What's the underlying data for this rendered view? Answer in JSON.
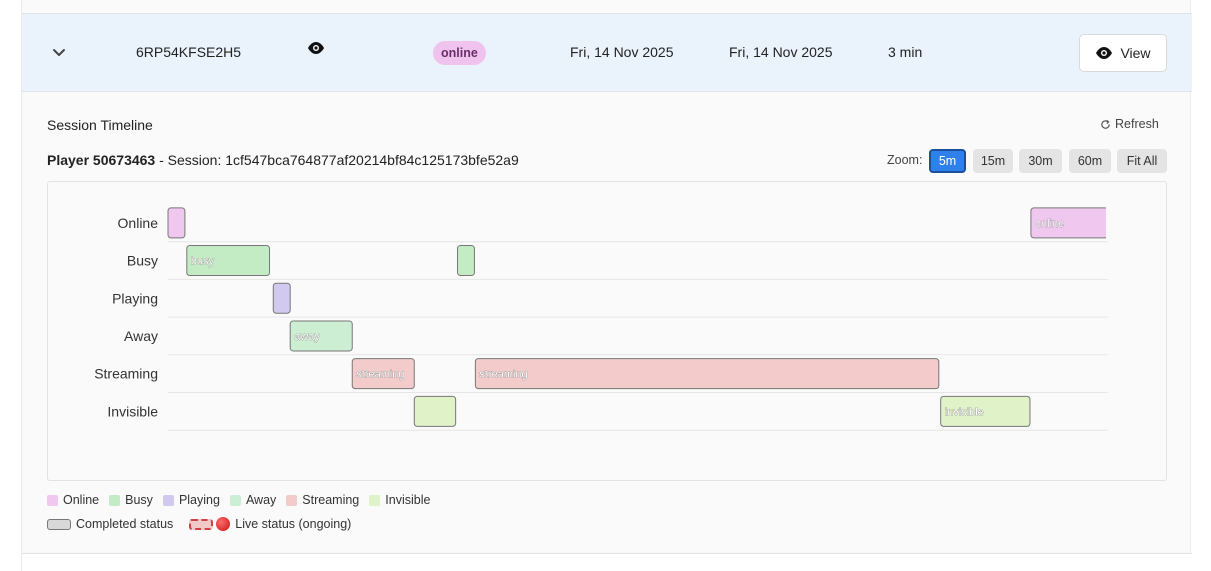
{
  "session_row": {
    "id": "6RP54KFSE2H5",
    "status": "online",
    "start_date": "Fri, 14 Nov 2025",
    "end_date": "Fri, 14 Nov 2025",
    "duration": "3 min",
    "view_label": "View",
    "status_color": "#efc3ee"
  },
  "timeline": {
    "title": "Session Timeline",
    "refresh_label": "Refresh",
    "player_label": "Player 50673463",
    "session_text": " - Session: 1cf547bca764877af20214bf84c125173bfe52a9",
    "zoom_label": "Zoom:",
    "zoom_options": [
      "5m",
      "15m",
      "30m",
      "60m",
      "Fit All"
    ],
    "zoom_selected": "5m"
  },
  "chart_data": {
    "type": "gantt",
    "rows": [
      "Online",
      "Busy",
      "Playing",
      "Away",
      "Streaming",
      "Invisible"
    ],
    "colors": {
      "Online": "#f0c8ef",
      "Busy": "#c4ecc4",
      "Playing": "#d2c9f0",
      "Away": "#ccefd3",
      "Streaming": "#f3cbcb",
      "Invisible": "#e0f2c8"
    },
    "segments": [
      {
        "row": "Online",
        "start": 0.0,
        "end": 1.8,
        "label": ""
      },
      {
        "row": "Busy",
        "start": 2.0,
        "end": 10.8,
        "label": "busy"
      },
      {
        "row": "Playing",
        "start": 11.2,
        "end": 13.0,
        "label": ""
      },
      {
        "row": "Away",
        "start": 13.0,
        "end": 19.6,
        "label": "away"
      },
      {
        "row": "Streaming",
        "start": 19.6,
        "end": 26.2,
        "label": "streaming"
      },
      {
        "row": "Invisible",
        "start": 26.2,
        "end": 30.6,
        "label": ""
      },
      {
        "row": "Busy",
        "start": 30.8,
        "end": 32.6,
        "label": ""
      },
      {
        "row": "Streaming",
        "start": 32.7,
        "end": 82.0,
        "label": "streaming"
      },
      {
        "row": "Invisible",
        "start": 82.2,
        "end": 91.7,
        "label": "invisible"
      },
      {
        "row": "Online",
        "start": 91.8,
        "end": 100.0,
        "label": "online"
      }
    ],
    "x_range": [
      0,
      100
    ]
  },
  "legend": {
    "items": [
      {
        "label": "Online",
        "color": "#f0c8ef"
      },
      {
        "label": "Busy",
        "color": "#c4ecc4"
      },
      {
        "label": "Playing",
        "color": "#d2c9f0"
      },
      {
        "label": "Away",
        "color": "#ccefd3"
      },
      {
        "label": "Streaming",
        "color": "#f3cbcb"
      },
      {
        "label": "Invisible",
        "color": "#e0f2c8"
      }
    ],
    "completed_label": "Completed status",
    "live_label": "Live status (ongoing)"
  }
}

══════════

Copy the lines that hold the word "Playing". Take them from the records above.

Answer below:
      "Playing",
      "Playing": "#d2c9f0",
        "row": "Playing",
        "label": "Playing",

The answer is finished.